Appreciation is a tricky subject for me to express much about. Perhaps this is because there is something personal about gestures of that sort that comes across as vain from the point of view of the recipient and possibly as a breach of privacy when tales are publicly told about others showing or receiving it.
As a very young university student, there was someone I met who was on a path of development as a classical singer. This isn’t a remarkable thing to recount, until I provide some context for where I met him. It was in Ile-Ife, Nigeria at a time when it didn’t make sense to do anything of that sort.
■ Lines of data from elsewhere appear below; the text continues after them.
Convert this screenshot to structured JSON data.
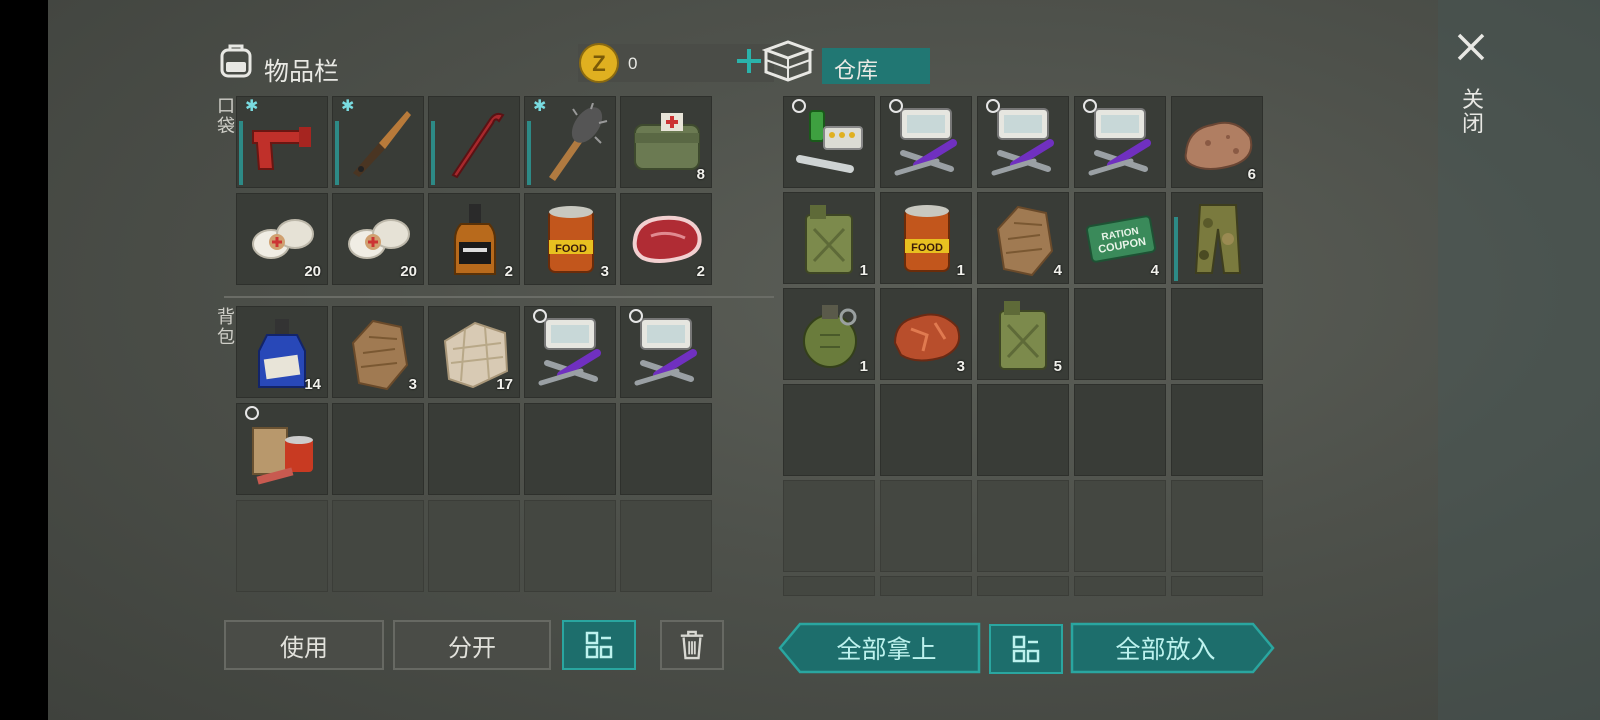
{
  "inventory": {
    "title": "物品栏",
    "coin_count": "0",
    "pocket_label": "口袋",
    "backpack_label": "背包",
    "pocket": [
      {
        "item": "flare-gun",
        "count": "",
        "frost": true,
        "bar": true
      },
      {
        "item": "knife",
        "count": "",
        "frost": true,
        "bar": true
      },
      {
        "item": "crowbar",
        "count": "",
        "frost": false,
        "bar": true
      },
      {
        "item": "spiked-club",
        "count": "",
        "frost": true,
        "bar": true
      },
      {
        "item": "medic-bag",
        "count": "8",
        "frost": false,
        "bar": false
      },
      {
        "item": "bandage",
        "count": "20"
      },
      {
        "item": "bandage",
        "count": "20"
      },
      {
        "item": "whiskey-bottle",
        "count": "2"
      },
      {
        "item": "food-can",
        "count": "3"
      },
      {
        "item": "steak",
        "count": "2"
      }
    ],
    "backpack": [
      {
        "item": "blue-bottle",
        "count": "14"
      },
      {
        "item": "fur-pelt",
        "count": "3"
      },
      {
        "item": "cloth-scrap",
        "count": "17"
      },
      {
        "item": "toolkit",
        "count": "",
        "timer": true
      },
      {
        "item": "toolkit",
        "count": "",
        "timer": true
      },
      {
        "item": "food-bundle",
        "count": "",
        "timer": true
      }
    ],
    "buttons": {
      "use": "使用",
      "split": "分开"
    }
  },
  "storage": {
    "title": "仓库",
    "slots": [
      {
        "item": "medkit-supplies",
        "count": "",
        "timer": true
      },
      {
        "item": "toolkit",
        "count": "",
        "timer": true
      },
      {
        "item": "toolkit",
        "count": "",
        "timer": true
      },
      {
        "item": "toolkit",
        "count": "",
        "timer": true
      },
      {
        "item": "rock",
        "count": "6"
      },
      {
        "item": "jerrycan",
        "count": "1"
      },
      {
        "item": "food-can",
        "count": "1"
      },
      {
        "item": "fur-pelt",
        "count": "4"
      },
      {
        "item": "ration-coupon",
        "count": "4"
      },
      {
        "item": "camo-pants",
        "count": "",
        "bar": true
      },
      {
        "item": "grenade",
        "count": "1"
      },
      {
        "item": "copper-ore",
        "count": "3"
      },
      {
        "item": "jerrycan",
        "count": "5"
      }
    ],
    "buttons": {
      "take_all": "全部拿上",
      "put_all": "全部放入"
    }
  },
  "close_label": "关闭",
  "icons": {
    "backpack": "backpack-icon",
    "coin": "coin-icon",
    "add": "plus-icon",
    "storage": "storage-box-icon",
    "sort": "sort-grid-icon",
    "trash": "trash-icon",
    "close": "close-icon"
  },
  "colors": {
    "accent": "#2aa6a0",
    "teal_fill": "#1d6e6c",
    "slot": "#393c37",
    "coin": "#e0b020"
  }
}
This fellow was debonair and well spoken. He used to rehearse with a Black American lecturer who accompanied him on piano. I don’t remember hearing him sing any repertoire from the Western Classical Music canon. They rehearsed Negro Spirituals, South African folk songs and music by Nigerian composers such as Ayo Bankole. I never even heard him in concert, but I knew he had a plan to study singing in the USA after graduating from Ife.
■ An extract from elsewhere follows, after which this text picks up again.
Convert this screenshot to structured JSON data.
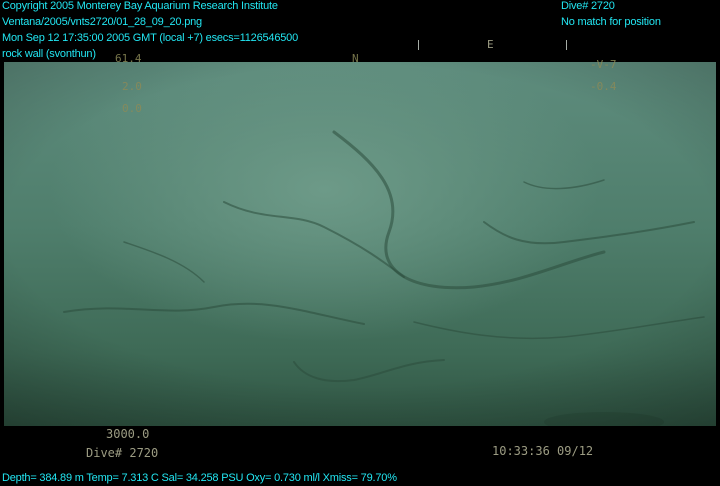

There have been times when I’ve wondered what happened to him and I did a Google search in recent years. His name came up on a list of graduates from an American university, who had sadly passed away. It is possible that there was someone else out there with the same name. I hope so.
I also wonder about what he managed to do with his calling as a classical singer. I am grateful that I met him, because he served as a role model to me at later stages of my own development, so I ended up studying classical singing for many years and exploring the repertoire in a broad sense. There is something about the example he set for me, with his dedication to a form of expression that was regarded as something eccentric for a male singer of African heritage to do, when I was a youngster. I wish I could see him in person today, to say “thank you for being there”.